### Input material
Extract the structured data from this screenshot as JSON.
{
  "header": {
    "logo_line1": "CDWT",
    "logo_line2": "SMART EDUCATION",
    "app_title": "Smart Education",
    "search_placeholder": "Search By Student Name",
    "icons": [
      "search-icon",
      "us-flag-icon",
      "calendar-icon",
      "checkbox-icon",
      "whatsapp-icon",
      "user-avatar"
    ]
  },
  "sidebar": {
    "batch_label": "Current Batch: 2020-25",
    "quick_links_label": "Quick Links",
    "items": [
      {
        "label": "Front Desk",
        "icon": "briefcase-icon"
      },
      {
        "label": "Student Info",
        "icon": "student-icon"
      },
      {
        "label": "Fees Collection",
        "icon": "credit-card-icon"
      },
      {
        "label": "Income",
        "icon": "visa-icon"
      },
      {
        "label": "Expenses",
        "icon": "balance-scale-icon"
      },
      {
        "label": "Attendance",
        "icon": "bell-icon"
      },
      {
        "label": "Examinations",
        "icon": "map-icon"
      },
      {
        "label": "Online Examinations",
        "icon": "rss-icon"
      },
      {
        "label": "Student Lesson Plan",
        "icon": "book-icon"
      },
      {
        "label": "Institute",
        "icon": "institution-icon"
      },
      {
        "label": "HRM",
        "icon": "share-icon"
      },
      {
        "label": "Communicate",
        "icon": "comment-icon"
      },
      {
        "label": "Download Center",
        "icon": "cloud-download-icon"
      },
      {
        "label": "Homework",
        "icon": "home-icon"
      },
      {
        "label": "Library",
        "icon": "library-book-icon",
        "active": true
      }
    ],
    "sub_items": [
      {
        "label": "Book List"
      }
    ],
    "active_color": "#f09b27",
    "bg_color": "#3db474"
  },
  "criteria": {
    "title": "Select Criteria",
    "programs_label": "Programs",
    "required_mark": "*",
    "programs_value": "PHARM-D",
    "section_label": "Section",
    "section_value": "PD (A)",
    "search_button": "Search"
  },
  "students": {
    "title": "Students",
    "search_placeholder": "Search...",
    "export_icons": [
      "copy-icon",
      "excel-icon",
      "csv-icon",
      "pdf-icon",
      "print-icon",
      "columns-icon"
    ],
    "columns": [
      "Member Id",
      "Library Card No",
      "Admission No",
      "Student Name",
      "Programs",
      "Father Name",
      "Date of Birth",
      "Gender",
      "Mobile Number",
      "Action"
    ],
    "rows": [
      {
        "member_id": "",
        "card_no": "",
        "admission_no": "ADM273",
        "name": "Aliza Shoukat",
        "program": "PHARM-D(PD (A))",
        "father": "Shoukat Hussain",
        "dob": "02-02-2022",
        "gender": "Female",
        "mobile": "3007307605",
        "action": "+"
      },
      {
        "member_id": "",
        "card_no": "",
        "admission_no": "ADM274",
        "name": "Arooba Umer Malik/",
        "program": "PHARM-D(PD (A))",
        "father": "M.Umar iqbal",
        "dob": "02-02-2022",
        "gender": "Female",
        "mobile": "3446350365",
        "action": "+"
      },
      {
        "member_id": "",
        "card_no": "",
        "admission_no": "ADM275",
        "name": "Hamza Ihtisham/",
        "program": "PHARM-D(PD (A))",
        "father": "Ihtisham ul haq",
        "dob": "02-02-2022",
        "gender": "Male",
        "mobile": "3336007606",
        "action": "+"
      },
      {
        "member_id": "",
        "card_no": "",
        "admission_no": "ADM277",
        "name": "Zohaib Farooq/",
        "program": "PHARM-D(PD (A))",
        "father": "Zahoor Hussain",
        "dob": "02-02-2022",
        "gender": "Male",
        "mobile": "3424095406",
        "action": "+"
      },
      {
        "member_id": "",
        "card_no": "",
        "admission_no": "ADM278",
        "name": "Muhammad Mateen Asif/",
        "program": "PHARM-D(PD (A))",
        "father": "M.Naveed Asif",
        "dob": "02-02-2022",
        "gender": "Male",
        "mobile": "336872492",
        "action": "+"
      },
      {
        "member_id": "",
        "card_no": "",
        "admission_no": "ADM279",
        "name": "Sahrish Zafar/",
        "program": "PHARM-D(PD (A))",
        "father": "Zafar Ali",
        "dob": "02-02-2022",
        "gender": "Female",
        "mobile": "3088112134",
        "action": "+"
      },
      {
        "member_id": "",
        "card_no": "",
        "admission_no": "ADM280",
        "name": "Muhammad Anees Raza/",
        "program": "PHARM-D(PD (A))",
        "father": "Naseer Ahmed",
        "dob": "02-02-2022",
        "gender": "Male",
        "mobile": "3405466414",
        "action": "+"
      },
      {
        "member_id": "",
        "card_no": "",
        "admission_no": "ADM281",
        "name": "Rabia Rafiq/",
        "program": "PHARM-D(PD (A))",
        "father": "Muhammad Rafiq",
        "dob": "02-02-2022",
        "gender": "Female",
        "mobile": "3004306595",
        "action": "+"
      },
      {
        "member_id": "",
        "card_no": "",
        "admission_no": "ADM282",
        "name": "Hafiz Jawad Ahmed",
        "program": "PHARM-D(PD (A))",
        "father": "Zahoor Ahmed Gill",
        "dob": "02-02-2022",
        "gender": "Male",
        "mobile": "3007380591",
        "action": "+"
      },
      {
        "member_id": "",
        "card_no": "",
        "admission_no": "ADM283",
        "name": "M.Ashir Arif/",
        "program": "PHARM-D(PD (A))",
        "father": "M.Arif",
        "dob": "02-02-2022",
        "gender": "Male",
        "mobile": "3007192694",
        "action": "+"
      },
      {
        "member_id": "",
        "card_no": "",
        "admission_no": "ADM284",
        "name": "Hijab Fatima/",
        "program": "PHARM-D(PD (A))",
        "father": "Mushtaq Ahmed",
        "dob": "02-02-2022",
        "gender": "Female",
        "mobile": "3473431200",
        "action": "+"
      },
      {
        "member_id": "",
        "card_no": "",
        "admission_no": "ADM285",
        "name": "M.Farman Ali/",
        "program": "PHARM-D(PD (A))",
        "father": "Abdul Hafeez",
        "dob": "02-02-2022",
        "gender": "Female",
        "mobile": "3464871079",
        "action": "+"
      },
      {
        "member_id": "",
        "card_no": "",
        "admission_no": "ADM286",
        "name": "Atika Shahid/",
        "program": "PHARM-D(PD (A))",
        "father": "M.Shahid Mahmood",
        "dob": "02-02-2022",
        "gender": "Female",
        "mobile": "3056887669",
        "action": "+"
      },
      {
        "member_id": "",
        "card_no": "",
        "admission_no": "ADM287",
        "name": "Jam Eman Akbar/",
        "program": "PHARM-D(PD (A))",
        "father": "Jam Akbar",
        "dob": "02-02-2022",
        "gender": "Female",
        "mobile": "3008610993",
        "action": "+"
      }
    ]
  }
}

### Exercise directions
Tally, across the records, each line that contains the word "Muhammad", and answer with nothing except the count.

### Answer to this exercise
3